In keeping with the philosophy that technology is awesome, but sometimes the most practical solutions don't involve a battery, this project will utilize a falling weight to power a small dynamo that will in turn power LEDs with a sufficient intensity to illuminate a wall sconce appropriate for use as an indoor or outdoor accent light.
A small generator salvaged from a small hand cranked backpacking flashlight.
An off the shelf gearbox used to transfer the energy from a falling weight to the generator
To produce the light to illuminate the wall sconce
To drive the apparatus
Yep, that's right, a fudge-sickle. I need a popsicle stick so must sacrifice my blood sugar for science and consume this fudge-sicke in order to procure the necessary component.
Added a 4" pulley that will act as the drive wheel.

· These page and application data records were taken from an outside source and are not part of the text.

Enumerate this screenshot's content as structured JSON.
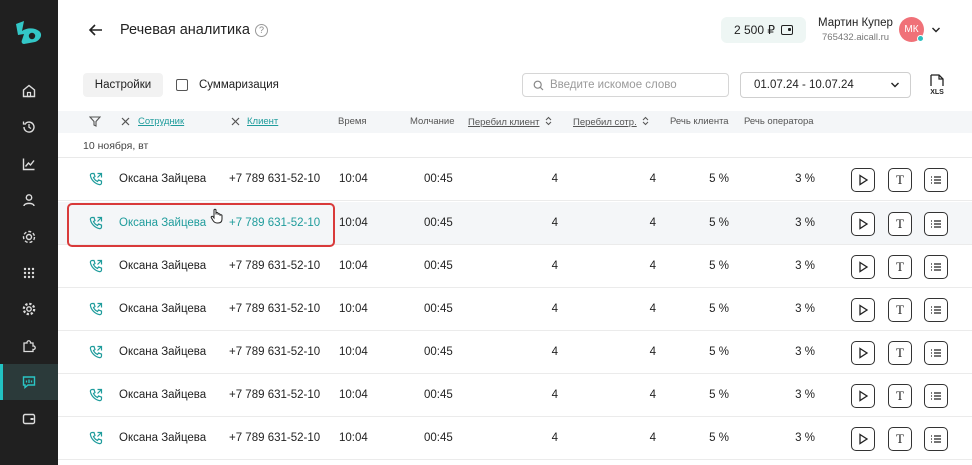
{
  "header": {
    "title": "Речевая аналитика",
    "help": "?",
    "balance": "2 500 ₽",
    "user_name": "Мартин Купер",
    "user_id": "765432.aicall.ru",
    "avatar_initials": "МК"
  },
  "toolbar": {
    "settings_label": "Настройки",
    "summary_label": "Суммаризация",
    "search_placeholder": "Введите искомое слово",
    "date_range": "01.07.24 - 10.07.24",
    "xls_label": "XLS"
  },
  "table": {
    "columns": {
      "employee": "Сотрудник",
      "client": "Клиент",
      "time": "Время",
      "silence": "Молчание",
      "client_interrupt": "Перебил клиент",
      "employee_interrupt": "Перебил сотр.",
      "client_speech": "Речь клиента",
      "operator_speech": "Речь оператора"
    },
    "group_label": "10 ноября, вт",
    "rows": [
      {
        "employee": "Оксана Зайцева",
        "client": "+7 789 631-52-10",
        "time": "10:04",
        "silence": "00:45",
        "client_interrupt": "4",
        "employee_interrupt": "4",
        "client_speech": "5 %",
        "operator_speech": "3 %"
      },
      {
        "employee": "Оксана Зайцева",
        "client": "+7 789 631-52-10",
        "time": "10:04",
        "silence": "00:45",
        "client_interrupt": "4",
        "employee_interrupt": "4",
        "client_speech": "5 %",
        "operator_speech": "3 %"
      },
      {
        "employee": "Оксана Зайцева",
        "client": "+7 789 631-52-10",
        "time": "10:04",
        "silence": "00:45",
        "client_interrupt": "4",
        "employee_interrupt": "4",
        "client_speech": "5 %",
        "operator_speech": "3 %"
      },
      {
        "employee": "Оксана Зайцева",
        "client": "+7 789 631-52-10",
        "time": "10:04",
        "silence": "00:45",
        "client_interrupt": "4",
        "employee_interrupt": "4",
        "client_speech": "5 %",
        "operator_speech": "3 %"
      },
      {
        "employee": "Оксана Зайцева",
        "client": "+7 789 631-52-10",
        "time": "10:04",
        "silence": "00:45",
        "client_interrupt": "4",
        "employee_interrupt": "4",
        "client_speech": "5 %",
        "operator_speech": "3 %"
      },
      {
        "employee": "Оксана Зайцева",
        "client": "+7 789 631-52-10",
        "time": "10:04",
        "silence": "00:45",
        "client_interrupt": "4",
        "employee_interrupt": "4",
        "client_speech": "5 %",
        "operator_speech": "3 %"
      },
      {
        "employee": "Оксана Зайцева",
        "client": "+7 789 631-52-10",
        "time": "10:04",
        "silence": "00:45",
        "client_interrupt": "4",
        "employee_interrupt": "4",
        "client_speech": "5 %",
        "operator_speech": "3 %"
      }
    ],
    "hovered_row": 1,
    "text_button": "T"
  },
  "colors": {
    "accent": "#1f9c9c",
    "sidebar_bg": "#202020",
    "highlight": "#d93a3a",
    "avatar": "#f07178"
  },
  "icons": {
    "sidebar": [
      "home-icon",
      "history-icon",
      "chart-icon",
      "user-icon",
      "integration-icon",
      "grid-icon",
      "gear-icon",
      "puzzle-icon",
      "speech-analytics-icon",
      "wallet-icon"
    ],
    "actions": [
      "play-icon",
      "text-icon",
      "list-icon"
    ],
    "row": "phone-call-icon"
  }
}
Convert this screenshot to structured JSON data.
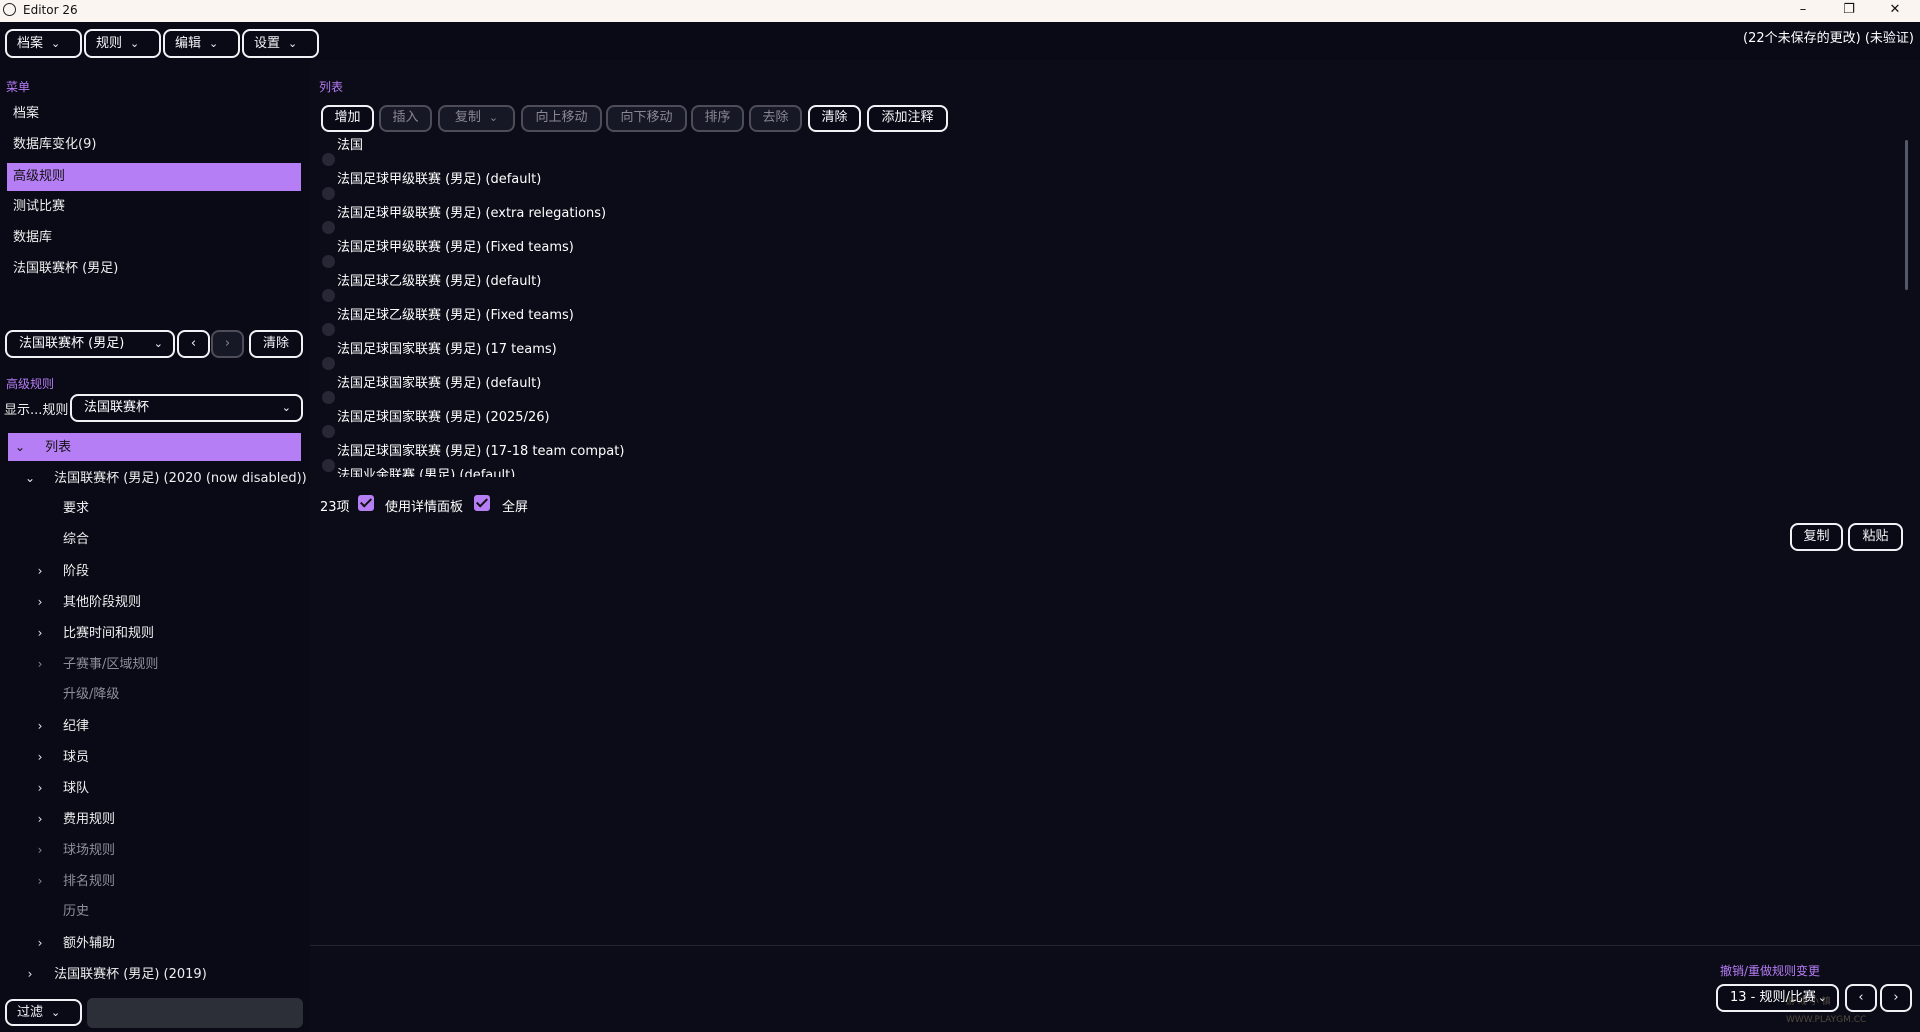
{
  "window": {
    "title": "Editor 26",
    "minimize": "–",
    "maximize": "❐",
    "close": "✕"
  },
  "menubar": {
    "buttons": [
      "档案",
      "规则",
      "编辑",
      "设置"
    ],
    "status": "(22个未保存的更改) (未验证)"
  },
  "left": {
    "menu_section": "菜单",
    "menu_items": [
      "档案",
      "数据库变化(9)",
      "高级规则",
      "测试比赛",
      "数据库",
      "法国联赛杯 (男足)"
    ],
    "selected_menu_index": 2,
    "nav_selector": "法国联赛杯 (男足)",
    "nav_prev": "‹",
    "nav_next": "›",
    "clear_button": "清除",
    "advanced_section": "高级规则",
    "show_rule_label": "显示...规则",
    "show_rule_value": "法国联赛杯",
    "tree": {
      "root": "列表",
      "node1": "法国联赛杯 (男足) (2020 (now disabled))",
      "children": [
        {
          "label": "要求",
          "expandable": false,
          "enabled": true
        },
        {
          "label": "综合",
          "expandable": false,
          "enabled": true
        },
        {
          "label": "阶段",
          "expandable": true,
          "enabled": true
        },
        {
          "label": "其他阶段规则",
          "expandable": true,
          "enabled": true
        },
        {
          "label": "比赛时间和规则",
          "expandable": true,
          "enabled": true
        },
        {
          "label": "子赛事/区域规则",
          "expandable": true,
          "enabled": false
        },
        {
          "label": "升级/降级",
          "expandable": false,
          "enabled": false
        },
        {
          "label": "纪律",
          "expandable": true,
          "enabled": true
        },
        {
          "label": "球员",
          "expandable": true,
          "enabled": true
        },
        {
          "label": "球队",
          "expandable": true,
          "enabled": true
        },
        {
          "label": "费用规则",
          "expandable": true,
          "enabled": true
        },
        {
          "label": "球场规则",
          "expandable": true,
          "enabled": false
        },
        {
          "label": "排名规则",
          "expandable": true,
          "enabled": false
        },
        {
          "label": "历史",
          "expandable": false,
          "enabled": false
        },
        {
          "label": "额外辅助",
          "expandable": true,
          "enabled": true
        }
      ],
      "node2": "法国联赛杯 (男足) (2019)"
    },
    "filter_button": "过滤",
    "filter_value": ""
  },
  "right": {
    "list_section": "列表",
    "toolbar": [
      {
        "label": "增加",
        "enabled": true
      },
      {
        "label": "插入",
        "enabled": false
      },
      {
        "label": "复制",
        "enabled": false,
        "dropdown": true
      },
      {
        "label": "向上移动",
        "enabled": false
      },
      {
        "label": "向下移动",
        "enabled": false
      },
      {
        "label": "排序",
        "enabled": false
      },
      {
        "label": "去除",
        "enabled": false
      },
      {
        "label": "清除",
        "enabled": true
      },
      {
        "label": "添加注释",
        "enabled": true
      }
    ],
    "items": [
      "法国",
      "法国足球甲级联赛 (男足) (default)",
      "法国足球甲级联赛 (男足) (extra relegations)",
      "法国足球甲级联赛 (男足) (Fixed teams)",
      "法国足球乙级联赛 (男足) (default)",
      "法国足球乙级联赛 (男足) (Fixed teams)",
      "法国足球国家联赛 (男足) (17 teams)",
      "法国足球国家联赛 (男足) (default)",
      "法国足球国家联赛 (男足) (2025/26)",
      "法国足球国家联赛 (男足) (17-18 team compat)",
      "法国业余联赛 (男足) (default)"
    ],
    "count": "23项",
    "detail_panel_label": "使用详情面板",
    "detail_panel_checked": true,
    "fullscreen_label": "全屏",
    "fullscreen_checked": true,
    "copy_button": "复制",
    "paste_button": "粘贴",
    "undo_label": "撤销/重做规则变更",
    "history_select": "13 - 规则/比赛",
    "watermark": "游 戏 小 镇 WWW.PLAYGM.CC"
  },
  "colors": {
    "accent": "#b57ef5",
    "background": "#090a16",
    "label_accent": "#b67cf4"
  },
  "icons": {
    "dropdown": "chevron-down-icon",
    "tree_expand": "chevron-right-icon",
    "tree_collapse": "chevron-down-icon"
  }
}
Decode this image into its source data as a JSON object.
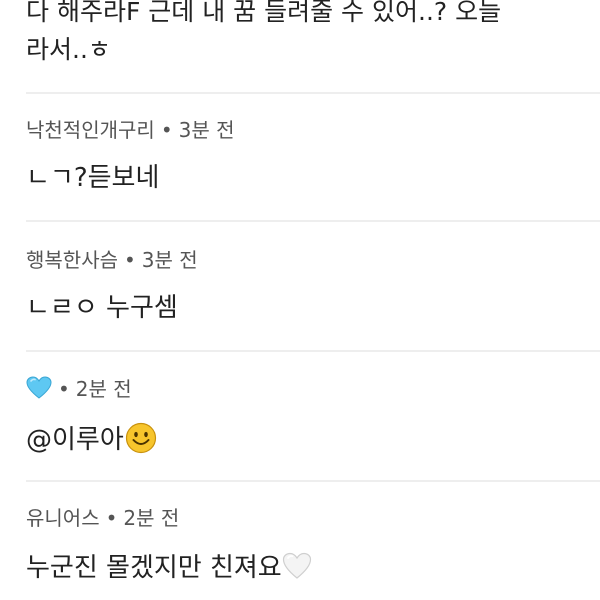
{
  "top_comment": {
    "line1": "다 해주라F 근데 내 꿈 들려줄 수 있어..? 오늘",
    "line2": "라서..ㅎ"
  },
  "comments": [
    {
      "author": "낙천적인개구리",
      "separator": "•",
      "time": "3분 전",
      "text": "ㄴㄱ?듣보네"
    },
    {
      "author": "행복한사슴",
      "separator": "•",
      "time": "3분 전",
      "text": "ㄴㄹㅇ 누구셈"
    },
    {
      "author_icon": "light-blue-heart-icon",
      "separator": "•",
      "time": "2분 전",
      "text": "@이루아",
      "text_emoji": "smiley-face-icon"
    },
    {
      "author": "유니어스",
      "separator": "•",
      "time": "2분 전",
      "text": "누군진 몰겠지만 친져요",
      "text_emoji": "white-heart-icon"
    }
  ],
  "colors": {
    "text_primary": "#222222",
    "text_meta": "#555555",
    "divider": "#eeeeee",
    "heart_blue": "#5ec8f2",
    "smiley_yellow": "#f7c52c"
  }
}
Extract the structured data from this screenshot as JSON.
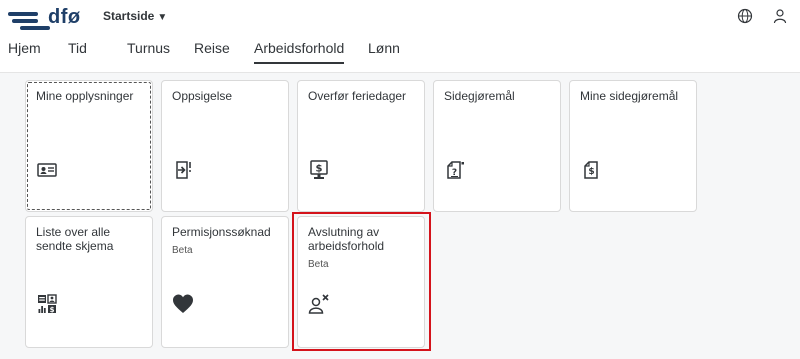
{
  "header": {
    "logo_text": "dfø",
    "app_menu_label": "Startside",
    "icons": [
      "globe-icon",
      "user-icon"
    ]
  },
  "tabs": [
    {
      "label": "Hjem",
      "active": false
    },
    {
      "label": "Tid",
      "active": false
    },
    {
      "label": "Turnus",
      "active": false
    },
    {
      "label": "Reise",
      "active": false
    },
    {
      "label": "Arbeidsforhold",
      "active": true
    },
    {
      "label": "Lønn",
      "active": false
    }
  ],
  "tiles": [
    {
      "title": "Mine opplysninger",
      "subtitle": "",
      "icon": "id-card-icon"
    },
    {
      "title": "Oppsigelse",
      "subtitle": "",
      "icon": "exit-document-icon"
    },
    {
      "title": "Overfør feriedager",
      "subtitle": "",
      "icon": "monitor-dollar-icon"
    },
    {
      "title": "Sidegjøremål",
      "subtitle": "",
      "icon": "document-question-icon"
    },
    {
      "title": "Mine sidegjøremål",
      "subtitle": "",
      "icon": "document-dollar-icon"
    },
    {
      "title": "Liste over alle sendte skjema",
      "subtitle": "",
      "icon": "dashboard-grid-icon"
    },
    {
      "title": "Permisjonssøknad",
      "subtitle": "Beta",
      "icon": "heart-icon"
    },
    {
      "title": "Avslutning av arbeidsforhold",
      "subtitle": "Beta",
      "icon": "user-remove-icon"
    }
  ],
  "colors": {
    "brand": "#1f3f68",
    "highlight": "#d4131b",
    "text": "#32363a"
  }
}
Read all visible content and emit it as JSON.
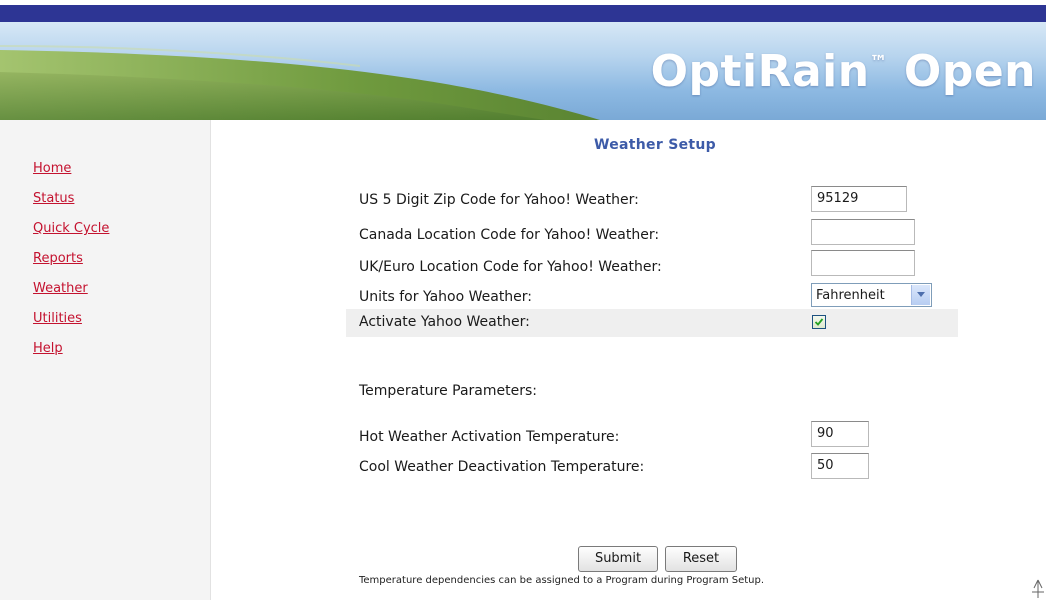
{
  "banner": {
    "brand": "OptiRain",
    "trademark": "™",
    "brand_suffix": "Open"
  },
  "sidebar": {
    "items": [
      {
        "label": "Home"
      },
      {
        "label": "Status"
      },
      {
        "label": "Quick Cycle"
      },
      {
        "label": "Reports"
      },
      {
        "label": "Weather"
      },
      {
        "label": "Utilities"
      },
      {
        "label": "Help"
      }
    ]
  },
  "page": {
    "title": "Weather Setup"
  },
  "form": {
    "zip": {
      "label": "US 5 Digit Zip Code for Yahoo! Weather:",
      "value": "95129"
    },
    "canada": {
      "label": "Canada Location Code for Yahoo! Weather:",
      "value": ""
    },
    "uk": {
      "label": "UK/Euro Location Code for Yahoo! Weather:",
      "value": ""
    },
    "units": {
      "label": "Units for Yahoo Weather:",
      "selected": "Fahrenheit"
    },
    "activate": {
      "label": "Activate Yahoo Weather:",
      "checked": true
    },
    "temp_heading": "Temperature Parameters:",
    "hot": {
      "label": "Hot Weather Activation Temperature:",
      "value": "90"
    },
    "cool": {
      "label": "Cool Weather Deactivation Temperature:",
      "value": "50"
    },
    "submit_label": "Submit",
    "reset_label": "Reset"
  },
  "footer": {
    "note": "Temperature dependencies can be assigned to a Program during Program Setup."
  },
  "colors": {
    "nav_link": "#c4122f",
    "title": "#3d5ba8",
    "top_bar": "#2d3594"
  },
  "icons": {
    "select_arrow": "chevron-down-icon",
    "checkbox": "checkmark-icon"
  }
}
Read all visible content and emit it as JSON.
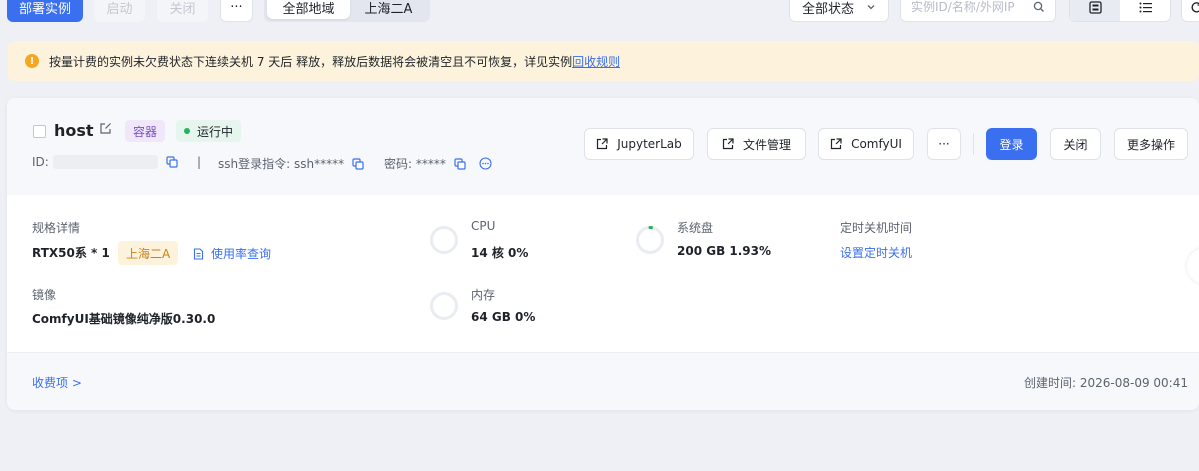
{
  "toolbar": {
    "deploy_label": "部署实例",
    "start_label": "启动",
    "stop_label": "关闭",
    "more_label": "···",
    "region_tabs": [
      {
        "label": "全部地域",
        "active": true
      },
      {
        "label": "上海二A",
        "active": false
      }
    ],
    "status_select": "全部状态",
    "search_placeholder": "实例ID/名称/外网IP",
    "view_modes": [
      "grid",
      "list"
    ],
    "refresh": "refresh"
  },
  "notice": {
    "text": "按量计费的实例未欠费状态下连续关机 7 天后 释放，释放后数据将会被清空且不可恢复，详见实例",
    "link": "回收规则"
  },
  "instance": {
    "name": "host",
    "type_tag": "容器",
    "status": "运行中",
    "id_label": "ID:",
    "ssh_label": "ssh登录指令: ssh*****",
    "password_label": "密码: *****",
    "actions": {
      "jupyter": "JupyterLab",
      "files": "文件管理",
      "comfyui": "ComfyUI",
      "more": "···",
      "login": "登录",
      "shutdown": "关闭",
      "more_ops": "更多操作"
    },
    "spec": {
      "label": "规格详情",
      "value": "RTX50系 * 1",
      "region": "上海二A",
      "usage_link": "使用率查询"
    },
    "cpu": {
      "label": "CPU",
      "value": "14 核 0%",
      "usage": 0
    },
    "disk": {
      "label": "系统盘",
      "value": "200 GB 1.93%",
      "usage": 0.0193
    },
    "schedule": {
      "label": "定时关机时间",
      "link": "设置定时关机"
    },
    "image": {
      "label": "镜像",
      "value": "ComfyUI基础镜像纯净版0.30.0"
    },
    "memory": {
      "label": "内存",
      "value": "64 GB 0%",
      "usage": 0
    },
    "billing_link": "收费项 >",
    "created": "创建时间: 2026-08-09 00:41"
  },
  "colors": {
    "primary": "#3a6ff0",
    "running": "#22b35e",
    "warning": "#f5a623",
    "container_tag": "#7b4fc2"
  }
}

I attached this to the 400:1 planetary gear system. This combination should get me pretty close to my target performance. However, after a couple of test spins the high torque involved proved to be a bit too much for the small cotter pin that holds the drive assembly to the central shaft, so need to get myself a new and perhaps sturdier pin before proceeding.
Spent a little time this morning assembling the planetary gear system. The set consists of 2 4:1 segments and 2 5:1 segments. This allows for ratios ranging from 4:1 all the way up to 400:1. Put the full stack together just to verify functionality. It's pretty apparent that 400:1 is going to be way too much. Next step will be to play with the gear ratios to find the sweet spot.
Ok, got sidetracked for a few days building an ultralight backpacking tent. Way cool project... but that's another story. Finally got by the hobby shop today and scored a nice planetary gearbox set. It sports configurable ratios ranging from 4:1 all the way up to 400:1. So... should be able to find the sweet spot in there somewhere.
So.... 350 grams falling 1 meter will power this puppy for around 6 seconds. We'll err on the side of conservatism and call it 5 seconds to make the math easy. That means that if we raise the height to 2 meters we can expect the time to double to 10 seconds. If the weight is increased to 10 kg with 2 meters of travel distance I should expect somewhere in the neighborhood of 5 minutes of illumination per "charge". Not bad.... not great, but not bad.
Looked at the guts of the hand crank backpacking flashlight and hooked up a drive shaft to do some initial measurements. I was able to use a weight of 350 g with a drop of 1 meter to drive the generator for approximately 6 seconds. This gives me the baseline numbers I need to calculate how much time I should be able to run the wall sconce for using a weight of 10 kg and a drop of around 2 meters.